## YOUR INSTRUCTIONS
Return every line of the data below, exactly.

## INPUT
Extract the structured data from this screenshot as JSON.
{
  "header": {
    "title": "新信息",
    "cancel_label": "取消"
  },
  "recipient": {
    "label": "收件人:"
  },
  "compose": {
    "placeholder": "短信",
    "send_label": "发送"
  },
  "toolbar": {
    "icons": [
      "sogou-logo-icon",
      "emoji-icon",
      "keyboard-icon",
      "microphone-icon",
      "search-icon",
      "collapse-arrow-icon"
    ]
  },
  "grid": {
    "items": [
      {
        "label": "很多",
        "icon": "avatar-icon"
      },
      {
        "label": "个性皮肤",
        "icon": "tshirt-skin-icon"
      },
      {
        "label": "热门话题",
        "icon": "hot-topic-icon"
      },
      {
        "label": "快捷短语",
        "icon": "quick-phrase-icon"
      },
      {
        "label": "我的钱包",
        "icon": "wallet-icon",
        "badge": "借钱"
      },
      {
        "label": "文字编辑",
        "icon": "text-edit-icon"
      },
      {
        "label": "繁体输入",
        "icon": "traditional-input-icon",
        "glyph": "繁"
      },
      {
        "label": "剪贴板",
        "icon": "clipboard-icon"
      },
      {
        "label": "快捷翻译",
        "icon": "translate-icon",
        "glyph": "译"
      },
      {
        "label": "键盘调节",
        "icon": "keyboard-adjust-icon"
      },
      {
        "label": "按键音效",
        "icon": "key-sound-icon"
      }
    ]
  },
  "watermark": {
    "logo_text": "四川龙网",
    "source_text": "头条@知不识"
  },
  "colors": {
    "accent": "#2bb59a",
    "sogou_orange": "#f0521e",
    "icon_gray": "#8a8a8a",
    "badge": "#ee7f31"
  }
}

## OUTPUT FOR THIS TASK
Extract the structured data from this screenshot as JSON.
{
  "header": {
    "title": "新信息",
    "cancel_label": "取消"
  },
  "recipient": {
    "label": "收件人:"
  },
  "compose": {
    "placeholder": "短信",
    "send_label": "发送"
  },
  "toolbar": {
    "icons": [
      "sogou-logo-icon",
      "emoji-icon",
      "keyboard-icon",
      "microphone-icon",
      "search-icon",
      "collapse-arrow-icon"
    ]
  },
  "grid": {
    "items": [
      {
        "label": "很多",
        "icon": "avatar-icon"
      },
      {
        "label": "个性皮肤",
        "icon": "tshirt-skin-icon"
      },
      {
        "label": "热门话题",
        "icon": "hot-topic-icon"
      },
      {
        "label": "快捷短语",
        "icon": "quick-phrase-icon"
      },
      {
        "label": "我的钱包",
        "icon": "wallet-icon",
        "badge": "借钱"
      },
      {
        "label": "文字编辑",
        "icon": "text-edit-icon"
      },
      {
        "label": "繁体输入",
        "icon": "traditional-input-icon",
        "glyph": "繁"
      },
      {
        "label": "剪贴板",
        "icon": "clipboard-icon"
      },
      {
        "label": "快捷翻译",
        "icon": "translate-icon",
        "glyph": "译"
      },
      {
        "label": "键盘调节",
        "icon": "keyboard-adjust-icon"
      },
      {
        "label": "按键音效",
        "icon": "key-sound-icon"
      }
    ]
  },
  "watermark": {
    "logo_text": "四川龙网",
    "source_text": "头条@知不识"
  },
  "colors": {
    "accent": "#2bb59a",
    "sogou_orange": "#f0521e",
    "icon_gray": "#8a8a8a",
    "badge": "#ee7f31"
  }
}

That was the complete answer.